» **PROVIDED DATA**
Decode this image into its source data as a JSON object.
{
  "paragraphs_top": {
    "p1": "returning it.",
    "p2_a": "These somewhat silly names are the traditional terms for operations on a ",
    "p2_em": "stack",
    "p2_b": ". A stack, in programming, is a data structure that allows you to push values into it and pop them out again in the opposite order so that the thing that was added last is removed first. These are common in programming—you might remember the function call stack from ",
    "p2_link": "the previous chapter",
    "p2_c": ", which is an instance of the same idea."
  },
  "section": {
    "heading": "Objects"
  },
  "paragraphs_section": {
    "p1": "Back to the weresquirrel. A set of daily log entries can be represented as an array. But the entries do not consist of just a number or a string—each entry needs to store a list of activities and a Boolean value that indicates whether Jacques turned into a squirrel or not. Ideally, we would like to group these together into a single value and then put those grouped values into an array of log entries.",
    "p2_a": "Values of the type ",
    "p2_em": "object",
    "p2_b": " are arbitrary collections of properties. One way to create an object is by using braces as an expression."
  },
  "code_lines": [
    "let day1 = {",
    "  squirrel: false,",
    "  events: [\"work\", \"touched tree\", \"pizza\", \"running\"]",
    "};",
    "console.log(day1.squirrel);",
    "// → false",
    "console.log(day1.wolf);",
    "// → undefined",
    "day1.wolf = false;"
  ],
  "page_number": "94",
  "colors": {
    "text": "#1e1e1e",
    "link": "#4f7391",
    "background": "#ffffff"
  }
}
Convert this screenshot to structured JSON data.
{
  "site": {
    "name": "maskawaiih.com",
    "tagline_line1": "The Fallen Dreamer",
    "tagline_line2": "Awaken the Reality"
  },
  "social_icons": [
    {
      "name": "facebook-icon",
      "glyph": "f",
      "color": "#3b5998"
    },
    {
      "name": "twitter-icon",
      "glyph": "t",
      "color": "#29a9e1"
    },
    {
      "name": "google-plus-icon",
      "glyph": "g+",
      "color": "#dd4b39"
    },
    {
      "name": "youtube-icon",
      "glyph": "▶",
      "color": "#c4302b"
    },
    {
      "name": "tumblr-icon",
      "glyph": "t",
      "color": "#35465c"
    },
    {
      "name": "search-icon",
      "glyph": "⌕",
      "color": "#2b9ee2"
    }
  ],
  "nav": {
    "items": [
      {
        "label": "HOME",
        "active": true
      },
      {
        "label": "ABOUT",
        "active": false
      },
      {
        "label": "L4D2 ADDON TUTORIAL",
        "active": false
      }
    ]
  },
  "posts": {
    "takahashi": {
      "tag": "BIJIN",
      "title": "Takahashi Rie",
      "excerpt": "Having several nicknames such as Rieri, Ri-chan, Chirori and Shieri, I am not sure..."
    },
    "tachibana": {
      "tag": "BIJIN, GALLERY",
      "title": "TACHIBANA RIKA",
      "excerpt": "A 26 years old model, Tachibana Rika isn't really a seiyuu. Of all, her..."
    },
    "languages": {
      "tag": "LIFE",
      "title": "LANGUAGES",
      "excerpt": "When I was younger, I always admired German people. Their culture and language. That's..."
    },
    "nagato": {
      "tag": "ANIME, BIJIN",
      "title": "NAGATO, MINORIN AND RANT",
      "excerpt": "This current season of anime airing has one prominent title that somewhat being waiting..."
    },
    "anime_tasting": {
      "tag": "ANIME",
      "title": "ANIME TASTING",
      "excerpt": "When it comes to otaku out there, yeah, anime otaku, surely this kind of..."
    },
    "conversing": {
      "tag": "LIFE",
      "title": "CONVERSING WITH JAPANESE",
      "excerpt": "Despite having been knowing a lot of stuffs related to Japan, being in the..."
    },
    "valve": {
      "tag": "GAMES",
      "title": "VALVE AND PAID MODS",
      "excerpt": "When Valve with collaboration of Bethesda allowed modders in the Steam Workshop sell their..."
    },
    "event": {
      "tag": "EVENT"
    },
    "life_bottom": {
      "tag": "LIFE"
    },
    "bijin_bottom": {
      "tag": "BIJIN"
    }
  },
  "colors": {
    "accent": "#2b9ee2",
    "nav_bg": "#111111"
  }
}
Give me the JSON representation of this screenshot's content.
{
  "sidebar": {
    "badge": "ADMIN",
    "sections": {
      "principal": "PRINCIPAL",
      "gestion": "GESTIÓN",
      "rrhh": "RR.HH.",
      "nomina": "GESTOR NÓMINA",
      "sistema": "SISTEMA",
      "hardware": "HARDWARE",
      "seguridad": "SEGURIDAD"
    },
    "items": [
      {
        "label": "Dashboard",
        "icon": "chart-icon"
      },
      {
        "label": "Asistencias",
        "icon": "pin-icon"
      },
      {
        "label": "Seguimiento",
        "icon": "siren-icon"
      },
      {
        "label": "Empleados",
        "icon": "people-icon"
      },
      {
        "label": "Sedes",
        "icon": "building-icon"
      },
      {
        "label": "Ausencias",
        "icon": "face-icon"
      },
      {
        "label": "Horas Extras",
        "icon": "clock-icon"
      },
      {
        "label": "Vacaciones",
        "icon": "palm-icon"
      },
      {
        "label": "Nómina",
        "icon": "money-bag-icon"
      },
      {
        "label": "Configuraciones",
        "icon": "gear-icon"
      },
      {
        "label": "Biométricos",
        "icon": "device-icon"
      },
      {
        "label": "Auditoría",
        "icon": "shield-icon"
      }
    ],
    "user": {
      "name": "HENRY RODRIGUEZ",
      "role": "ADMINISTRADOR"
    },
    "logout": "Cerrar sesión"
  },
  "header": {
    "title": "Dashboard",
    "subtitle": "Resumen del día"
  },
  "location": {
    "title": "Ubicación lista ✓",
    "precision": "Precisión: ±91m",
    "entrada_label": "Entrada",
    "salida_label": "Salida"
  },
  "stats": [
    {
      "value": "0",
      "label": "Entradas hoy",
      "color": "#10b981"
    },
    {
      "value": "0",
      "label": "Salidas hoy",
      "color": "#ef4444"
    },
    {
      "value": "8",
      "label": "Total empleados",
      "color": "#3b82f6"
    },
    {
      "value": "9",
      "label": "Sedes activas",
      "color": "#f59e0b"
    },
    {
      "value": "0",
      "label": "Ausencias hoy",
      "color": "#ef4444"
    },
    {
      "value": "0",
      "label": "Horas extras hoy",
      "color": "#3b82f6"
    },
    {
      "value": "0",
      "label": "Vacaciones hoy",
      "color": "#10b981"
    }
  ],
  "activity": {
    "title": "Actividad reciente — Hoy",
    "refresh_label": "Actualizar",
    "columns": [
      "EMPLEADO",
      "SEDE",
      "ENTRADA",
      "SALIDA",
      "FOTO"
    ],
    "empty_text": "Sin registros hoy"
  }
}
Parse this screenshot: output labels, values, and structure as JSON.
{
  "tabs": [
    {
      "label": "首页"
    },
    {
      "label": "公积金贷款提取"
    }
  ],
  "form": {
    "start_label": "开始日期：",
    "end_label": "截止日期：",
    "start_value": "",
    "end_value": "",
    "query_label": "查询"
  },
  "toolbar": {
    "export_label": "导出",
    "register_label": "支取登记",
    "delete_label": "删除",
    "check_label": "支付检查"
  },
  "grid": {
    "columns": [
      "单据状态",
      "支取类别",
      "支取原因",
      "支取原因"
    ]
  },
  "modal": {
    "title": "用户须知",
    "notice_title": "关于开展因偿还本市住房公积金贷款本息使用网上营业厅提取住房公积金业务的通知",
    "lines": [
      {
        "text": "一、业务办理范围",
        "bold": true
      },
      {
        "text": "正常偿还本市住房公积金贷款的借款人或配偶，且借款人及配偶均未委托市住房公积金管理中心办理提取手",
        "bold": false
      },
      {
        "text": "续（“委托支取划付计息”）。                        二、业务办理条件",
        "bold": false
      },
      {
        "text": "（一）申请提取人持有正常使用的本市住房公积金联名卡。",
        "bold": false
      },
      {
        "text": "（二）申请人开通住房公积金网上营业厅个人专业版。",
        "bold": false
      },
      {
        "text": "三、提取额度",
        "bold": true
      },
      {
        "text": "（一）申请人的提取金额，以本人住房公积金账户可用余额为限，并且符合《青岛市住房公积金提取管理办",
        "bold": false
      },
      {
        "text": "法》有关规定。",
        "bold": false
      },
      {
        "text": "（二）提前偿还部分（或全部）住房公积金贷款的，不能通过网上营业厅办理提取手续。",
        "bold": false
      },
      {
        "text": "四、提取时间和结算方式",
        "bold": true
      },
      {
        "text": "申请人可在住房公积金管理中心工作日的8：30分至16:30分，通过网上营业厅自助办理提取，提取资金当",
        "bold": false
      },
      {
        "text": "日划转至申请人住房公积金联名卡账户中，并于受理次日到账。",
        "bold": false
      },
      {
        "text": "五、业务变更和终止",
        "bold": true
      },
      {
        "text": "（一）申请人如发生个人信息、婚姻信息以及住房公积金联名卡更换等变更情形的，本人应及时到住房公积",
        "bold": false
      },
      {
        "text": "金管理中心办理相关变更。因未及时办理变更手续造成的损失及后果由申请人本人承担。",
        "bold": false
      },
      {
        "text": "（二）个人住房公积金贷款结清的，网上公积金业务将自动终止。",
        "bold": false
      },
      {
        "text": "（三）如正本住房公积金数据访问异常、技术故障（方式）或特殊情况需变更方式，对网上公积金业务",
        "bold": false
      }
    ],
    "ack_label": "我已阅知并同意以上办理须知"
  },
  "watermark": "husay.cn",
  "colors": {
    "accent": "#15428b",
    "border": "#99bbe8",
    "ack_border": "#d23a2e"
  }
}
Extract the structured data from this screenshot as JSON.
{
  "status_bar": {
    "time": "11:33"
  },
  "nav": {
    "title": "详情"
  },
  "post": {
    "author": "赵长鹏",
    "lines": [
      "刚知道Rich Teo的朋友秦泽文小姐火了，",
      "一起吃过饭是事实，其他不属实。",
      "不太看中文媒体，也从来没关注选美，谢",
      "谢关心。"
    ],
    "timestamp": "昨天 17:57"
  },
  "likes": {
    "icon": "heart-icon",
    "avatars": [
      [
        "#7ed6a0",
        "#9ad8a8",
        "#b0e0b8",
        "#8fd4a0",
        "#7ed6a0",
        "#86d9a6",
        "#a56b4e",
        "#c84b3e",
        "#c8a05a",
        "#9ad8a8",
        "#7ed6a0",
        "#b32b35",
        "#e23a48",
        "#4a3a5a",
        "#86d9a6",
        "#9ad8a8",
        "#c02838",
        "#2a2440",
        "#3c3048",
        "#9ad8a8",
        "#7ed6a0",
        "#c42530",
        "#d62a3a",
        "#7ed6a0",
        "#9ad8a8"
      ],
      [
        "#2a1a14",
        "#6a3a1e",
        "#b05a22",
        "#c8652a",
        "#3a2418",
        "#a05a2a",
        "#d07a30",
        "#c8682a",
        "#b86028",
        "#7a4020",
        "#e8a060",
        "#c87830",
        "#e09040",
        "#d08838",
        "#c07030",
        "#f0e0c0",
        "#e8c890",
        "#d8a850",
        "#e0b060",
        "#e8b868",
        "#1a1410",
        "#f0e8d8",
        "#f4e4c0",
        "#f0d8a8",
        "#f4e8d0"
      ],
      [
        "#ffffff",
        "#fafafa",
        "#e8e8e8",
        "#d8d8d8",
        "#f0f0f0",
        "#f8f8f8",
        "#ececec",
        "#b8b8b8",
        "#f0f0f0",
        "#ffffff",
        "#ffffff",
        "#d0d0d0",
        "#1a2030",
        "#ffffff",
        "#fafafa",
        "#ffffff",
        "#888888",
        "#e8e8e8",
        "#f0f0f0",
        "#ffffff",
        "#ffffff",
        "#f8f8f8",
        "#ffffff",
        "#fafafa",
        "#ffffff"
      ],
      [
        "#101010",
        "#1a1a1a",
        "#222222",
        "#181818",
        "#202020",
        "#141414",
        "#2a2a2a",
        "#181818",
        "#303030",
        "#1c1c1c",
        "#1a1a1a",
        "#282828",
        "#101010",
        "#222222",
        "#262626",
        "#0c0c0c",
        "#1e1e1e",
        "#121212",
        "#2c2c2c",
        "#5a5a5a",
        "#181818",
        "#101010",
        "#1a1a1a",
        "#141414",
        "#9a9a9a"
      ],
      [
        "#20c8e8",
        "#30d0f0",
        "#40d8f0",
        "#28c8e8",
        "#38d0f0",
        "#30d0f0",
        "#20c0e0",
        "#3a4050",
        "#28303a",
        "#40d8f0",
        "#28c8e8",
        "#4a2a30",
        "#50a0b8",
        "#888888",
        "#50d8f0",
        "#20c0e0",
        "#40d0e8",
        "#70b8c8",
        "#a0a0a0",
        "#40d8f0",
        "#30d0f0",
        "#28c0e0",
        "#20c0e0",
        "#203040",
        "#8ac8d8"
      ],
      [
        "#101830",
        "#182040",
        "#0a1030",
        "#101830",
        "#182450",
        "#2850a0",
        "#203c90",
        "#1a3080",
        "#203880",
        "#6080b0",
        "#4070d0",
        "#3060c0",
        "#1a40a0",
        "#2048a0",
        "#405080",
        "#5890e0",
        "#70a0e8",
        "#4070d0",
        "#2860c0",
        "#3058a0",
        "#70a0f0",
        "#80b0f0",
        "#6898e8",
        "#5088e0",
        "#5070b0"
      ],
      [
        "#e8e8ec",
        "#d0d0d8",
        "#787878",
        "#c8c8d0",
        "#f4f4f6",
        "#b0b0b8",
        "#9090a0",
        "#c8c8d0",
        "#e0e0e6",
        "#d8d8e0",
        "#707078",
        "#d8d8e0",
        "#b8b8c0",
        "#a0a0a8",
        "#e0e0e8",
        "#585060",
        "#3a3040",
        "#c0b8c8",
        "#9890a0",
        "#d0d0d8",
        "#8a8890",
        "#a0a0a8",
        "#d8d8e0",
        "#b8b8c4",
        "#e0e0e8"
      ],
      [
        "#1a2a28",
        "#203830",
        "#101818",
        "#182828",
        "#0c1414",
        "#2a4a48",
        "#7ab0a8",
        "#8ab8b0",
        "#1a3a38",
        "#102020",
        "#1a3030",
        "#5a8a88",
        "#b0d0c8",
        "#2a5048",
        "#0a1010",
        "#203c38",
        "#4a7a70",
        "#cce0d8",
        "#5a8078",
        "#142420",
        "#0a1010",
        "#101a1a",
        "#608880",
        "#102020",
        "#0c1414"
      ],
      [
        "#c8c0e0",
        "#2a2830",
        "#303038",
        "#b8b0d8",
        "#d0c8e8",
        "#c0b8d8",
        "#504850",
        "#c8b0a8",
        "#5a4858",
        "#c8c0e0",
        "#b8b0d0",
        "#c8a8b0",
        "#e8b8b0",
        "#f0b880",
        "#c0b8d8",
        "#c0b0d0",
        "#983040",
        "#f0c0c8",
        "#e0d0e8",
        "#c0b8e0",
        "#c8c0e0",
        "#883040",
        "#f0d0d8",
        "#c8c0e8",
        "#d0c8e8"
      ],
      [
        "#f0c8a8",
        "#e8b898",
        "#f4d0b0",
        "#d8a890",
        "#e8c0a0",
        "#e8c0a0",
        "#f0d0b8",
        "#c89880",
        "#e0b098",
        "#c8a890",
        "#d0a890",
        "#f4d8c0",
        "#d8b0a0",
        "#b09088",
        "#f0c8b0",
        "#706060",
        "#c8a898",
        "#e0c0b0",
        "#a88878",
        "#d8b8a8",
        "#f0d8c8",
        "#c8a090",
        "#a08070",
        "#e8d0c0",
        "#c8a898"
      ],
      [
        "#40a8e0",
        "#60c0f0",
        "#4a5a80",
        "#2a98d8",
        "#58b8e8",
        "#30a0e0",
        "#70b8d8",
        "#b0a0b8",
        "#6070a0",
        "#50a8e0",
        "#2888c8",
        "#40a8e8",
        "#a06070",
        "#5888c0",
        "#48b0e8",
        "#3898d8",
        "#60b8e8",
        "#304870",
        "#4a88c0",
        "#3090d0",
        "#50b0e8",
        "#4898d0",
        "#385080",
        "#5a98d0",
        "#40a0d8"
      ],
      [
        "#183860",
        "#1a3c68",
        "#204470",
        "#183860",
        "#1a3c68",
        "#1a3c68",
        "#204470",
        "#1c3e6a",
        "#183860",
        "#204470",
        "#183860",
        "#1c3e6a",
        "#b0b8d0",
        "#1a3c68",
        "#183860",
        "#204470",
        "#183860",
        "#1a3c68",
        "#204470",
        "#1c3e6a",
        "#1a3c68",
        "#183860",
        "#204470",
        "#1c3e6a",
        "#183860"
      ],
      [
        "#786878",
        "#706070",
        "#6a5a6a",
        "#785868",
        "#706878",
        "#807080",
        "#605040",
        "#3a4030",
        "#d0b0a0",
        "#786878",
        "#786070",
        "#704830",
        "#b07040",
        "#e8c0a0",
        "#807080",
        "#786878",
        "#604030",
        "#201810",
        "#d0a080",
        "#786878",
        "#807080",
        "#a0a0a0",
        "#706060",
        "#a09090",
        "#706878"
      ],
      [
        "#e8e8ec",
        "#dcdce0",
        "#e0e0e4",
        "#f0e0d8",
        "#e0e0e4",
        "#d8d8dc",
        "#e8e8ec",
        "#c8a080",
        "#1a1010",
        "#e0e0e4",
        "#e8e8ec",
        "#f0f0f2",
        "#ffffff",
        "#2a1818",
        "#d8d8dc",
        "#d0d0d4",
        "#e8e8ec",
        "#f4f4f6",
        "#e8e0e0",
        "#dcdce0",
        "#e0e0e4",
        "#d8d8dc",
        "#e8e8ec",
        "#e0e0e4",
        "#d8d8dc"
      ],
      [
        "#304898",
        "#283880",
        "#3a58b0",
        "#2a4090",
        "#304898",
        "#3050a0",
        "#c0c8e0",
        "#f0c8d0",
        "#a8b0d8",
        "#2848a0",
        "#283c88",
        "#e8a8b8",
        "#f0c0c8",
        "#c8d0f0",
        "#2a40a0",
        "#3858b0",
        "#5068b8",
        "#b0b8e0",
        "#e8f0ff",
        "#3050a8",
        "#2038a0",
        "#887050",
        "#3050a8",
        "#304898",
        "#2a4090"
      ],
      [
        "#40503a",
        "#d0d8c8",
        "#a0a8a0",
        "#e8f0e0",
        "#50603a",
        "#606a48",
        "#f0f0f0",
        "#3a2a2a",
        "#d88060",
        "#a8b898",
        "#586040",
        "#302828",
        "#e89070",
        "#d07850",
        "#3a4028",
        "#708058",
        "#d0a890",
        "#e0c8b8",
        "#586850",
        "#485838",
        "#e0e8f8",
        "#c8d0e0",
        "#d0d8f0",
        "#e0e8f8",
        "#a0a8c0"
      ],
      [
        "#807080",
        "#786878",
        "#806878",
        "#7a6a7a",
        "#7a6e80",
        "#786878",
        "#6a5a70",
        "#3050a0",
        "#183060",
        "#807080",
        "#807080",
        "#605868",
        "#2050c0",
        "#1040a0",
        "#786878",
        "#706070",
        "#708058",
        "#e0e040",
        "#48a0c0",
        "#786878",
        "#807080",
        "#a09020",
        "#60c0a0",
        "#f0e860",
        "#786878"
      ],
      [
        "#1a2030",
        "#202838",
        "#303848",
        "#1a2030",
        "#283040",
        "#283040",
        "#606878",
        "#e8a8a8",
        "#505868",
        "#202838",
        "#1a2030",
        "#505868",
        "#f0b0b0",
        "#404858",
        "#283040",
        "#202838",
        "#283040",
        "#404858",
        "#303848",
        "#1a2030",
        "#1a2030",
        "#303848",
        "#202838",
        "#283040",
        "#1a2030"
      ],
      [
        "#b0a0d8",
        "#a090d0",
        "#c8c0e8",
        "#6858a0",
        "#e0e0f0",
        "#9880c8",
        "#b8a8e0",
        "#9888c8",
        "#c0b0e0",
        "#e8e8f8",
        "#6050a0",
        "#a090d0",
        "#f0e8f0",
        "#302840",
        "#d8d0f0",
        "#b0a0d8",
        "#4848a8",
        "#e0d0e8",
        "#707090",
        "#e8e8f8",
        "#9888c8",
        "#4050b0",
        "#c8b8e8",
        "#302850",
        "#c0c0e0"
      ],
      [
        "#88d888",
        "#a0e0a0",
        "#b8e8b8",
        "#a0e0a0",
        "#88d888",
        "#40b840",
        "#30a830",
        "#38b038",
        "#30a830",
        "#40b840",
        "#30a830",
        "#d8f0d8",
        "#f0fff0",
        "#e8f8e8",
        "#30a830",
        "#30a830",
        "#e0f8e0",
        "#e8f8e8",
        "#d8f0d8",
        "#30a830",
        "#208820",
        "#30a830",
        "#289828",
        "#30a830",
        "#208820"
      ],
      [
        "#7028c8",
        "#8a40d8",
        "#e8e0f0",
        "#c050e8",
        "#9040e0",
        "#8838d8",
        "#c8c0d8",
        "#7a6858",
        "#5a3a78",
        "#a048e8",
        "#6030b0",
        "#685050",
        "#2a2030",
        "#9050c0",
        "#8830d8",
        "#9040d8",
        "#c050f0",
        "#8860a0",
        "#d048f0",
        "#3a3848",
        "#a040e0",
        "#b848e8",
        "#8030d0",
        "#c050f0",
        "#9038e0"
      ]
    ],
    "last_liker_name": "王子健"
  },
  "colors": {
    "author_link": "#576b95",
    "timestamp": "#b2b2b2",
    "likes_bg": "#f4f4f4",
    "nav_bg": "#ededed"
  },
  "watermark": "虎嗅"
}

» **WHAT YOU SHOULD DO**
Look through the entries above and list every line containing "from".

» **THE ANSWER**
    "p2_b": ". A stack, in programming, is a data structure that allows you to push values into it and pop them out again in the opposite order so that the thing that was added last is removed first. These are common in programming—you might remember the function call stack from ",
Extract the structured data from this screenshot as JSON.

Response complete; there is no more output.